## Task item
Return only the number of lines in the records below where the string "this" shows up.

★ ★ ★ ★ ★ ★ ★

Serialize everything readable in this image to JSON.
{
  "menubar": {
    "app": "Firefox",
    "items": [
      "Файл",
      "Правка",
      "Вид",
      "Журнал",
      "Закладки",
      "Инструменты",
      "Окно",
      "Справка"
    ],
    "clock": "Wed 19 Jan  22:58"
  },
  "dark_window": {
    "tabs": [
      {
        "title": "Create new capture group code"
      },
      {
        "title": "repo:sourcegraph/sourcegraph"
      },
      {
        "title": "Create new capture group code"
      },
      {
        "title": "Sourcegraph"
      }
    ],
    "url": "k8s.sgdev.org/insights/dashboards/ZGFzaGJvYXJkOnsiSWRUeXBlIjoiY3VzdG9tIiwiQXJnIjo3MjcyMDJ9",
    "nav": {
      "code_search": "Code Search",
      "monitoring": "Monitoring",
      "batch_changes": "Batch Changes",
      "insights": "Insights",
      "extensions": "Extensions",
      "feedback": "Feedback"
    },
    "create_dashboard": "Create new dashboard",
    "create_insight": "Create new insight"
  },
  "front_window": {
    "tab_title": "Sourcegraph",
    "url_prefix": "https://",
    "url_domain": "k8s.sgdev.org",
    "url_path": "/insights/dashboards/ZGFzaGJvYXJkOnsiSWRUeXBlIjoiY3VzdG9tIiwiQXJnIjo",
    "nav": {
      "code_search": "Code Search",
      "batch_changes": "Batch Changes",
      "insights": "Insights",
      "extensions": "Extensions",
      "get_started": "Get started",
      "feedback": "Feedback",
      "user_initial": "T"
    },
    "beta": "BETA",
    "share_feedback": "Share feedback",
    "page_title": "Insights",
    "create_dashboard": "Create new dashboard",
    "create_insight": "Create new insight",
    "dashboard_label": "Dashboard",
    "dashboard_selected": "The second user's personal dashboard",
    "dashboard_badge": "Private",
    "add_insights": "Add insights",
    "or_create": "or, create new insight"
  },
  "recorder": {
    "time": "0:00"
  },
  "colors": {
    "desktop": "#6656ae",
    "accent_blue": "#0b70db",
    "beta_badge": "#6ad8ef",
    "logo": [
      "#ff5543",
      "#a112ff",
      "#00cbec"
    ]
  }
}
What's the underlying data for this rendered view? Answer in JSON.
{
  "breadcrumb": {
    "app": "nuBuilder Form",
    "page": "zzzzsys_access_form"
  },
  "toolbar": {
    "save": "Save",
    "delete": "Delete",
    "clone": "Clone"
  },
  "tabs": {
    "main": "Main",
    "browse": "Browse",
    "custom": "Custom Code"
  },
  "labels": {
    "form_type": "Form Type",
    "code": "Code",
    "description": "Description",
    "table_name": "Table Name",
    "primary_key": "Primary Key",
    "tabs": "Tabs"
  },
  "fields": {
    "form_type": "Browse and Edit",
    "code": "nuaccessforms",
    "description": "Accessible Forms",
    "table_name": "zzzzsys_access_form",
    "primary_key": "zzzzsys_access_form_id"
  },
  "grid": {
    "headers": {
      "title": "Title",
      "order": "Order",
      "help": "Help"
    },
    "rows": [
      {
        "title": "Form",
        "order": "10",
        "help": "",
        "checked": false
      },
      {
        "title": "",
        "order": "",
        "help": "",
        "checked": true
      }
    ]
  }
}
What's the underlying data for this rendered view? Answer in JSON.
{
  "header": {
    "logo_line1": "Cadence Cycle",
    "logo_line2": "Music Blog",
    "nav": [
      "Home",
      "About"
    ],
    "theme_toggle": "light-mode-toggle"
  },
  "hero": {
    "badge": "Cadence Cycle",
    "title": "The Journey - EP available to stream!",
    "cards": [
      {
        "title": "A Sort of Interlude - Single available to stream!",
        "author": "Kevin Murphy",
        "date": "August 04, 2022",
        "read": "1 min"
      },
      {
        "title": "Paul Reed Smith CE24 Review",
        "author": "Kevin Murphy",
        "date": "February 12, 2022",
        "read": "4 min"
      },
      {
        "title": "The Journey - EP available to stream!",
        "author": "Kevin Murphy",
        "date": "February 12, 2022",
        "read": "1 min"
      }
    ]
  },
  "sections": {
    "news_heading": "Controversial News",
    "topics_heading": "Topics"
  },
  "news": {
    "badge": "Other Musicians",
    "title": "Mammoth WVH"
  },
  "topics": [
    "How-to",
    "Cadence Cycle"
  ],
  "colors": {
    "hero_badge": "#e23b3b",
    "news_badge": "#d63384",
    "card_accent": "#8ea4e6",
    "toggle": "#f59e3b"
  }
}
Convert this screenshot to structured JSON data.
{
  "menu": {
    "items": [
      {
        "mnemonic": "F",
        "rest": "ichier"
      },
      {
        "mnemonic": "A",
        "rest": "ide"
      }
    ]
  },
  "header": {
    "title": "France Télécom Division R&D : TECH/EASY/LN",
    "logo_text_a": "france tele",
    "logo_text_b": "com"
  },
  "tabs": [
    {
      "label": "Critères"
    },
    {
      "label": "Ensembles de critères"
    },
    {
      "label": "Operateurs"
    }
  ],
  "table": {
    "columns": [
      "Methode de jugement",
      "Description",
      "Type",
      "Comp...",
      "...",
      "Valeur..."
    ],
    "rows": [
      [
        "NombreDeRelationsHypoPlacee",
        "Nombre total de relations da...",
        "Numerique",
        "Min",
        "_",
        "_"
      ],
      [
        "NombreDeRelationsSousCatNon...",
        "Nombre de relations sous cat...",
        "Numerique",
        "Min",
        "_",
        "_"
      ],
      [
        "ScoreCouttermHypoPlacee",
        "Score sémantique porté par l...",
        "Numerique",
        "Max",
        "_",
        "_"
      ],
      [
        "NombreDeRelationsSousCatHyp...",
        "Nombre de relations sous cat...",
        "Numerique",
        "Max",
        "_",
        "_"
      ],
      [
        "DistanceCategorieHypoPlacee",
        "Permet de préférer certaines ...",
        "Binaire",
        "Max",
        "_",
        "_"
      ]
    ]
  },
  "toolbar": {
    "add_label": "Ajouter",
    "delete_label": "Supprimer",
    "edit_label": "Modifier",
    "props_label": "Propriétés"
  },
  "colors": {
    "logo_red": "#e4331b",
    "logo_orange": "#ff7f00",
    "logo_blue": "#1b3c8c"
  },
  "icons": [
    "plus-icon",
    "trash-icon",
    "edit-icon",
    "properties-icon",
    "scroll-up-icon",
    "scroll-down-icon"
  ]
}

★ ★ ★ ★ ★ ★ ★

## Result of the task
4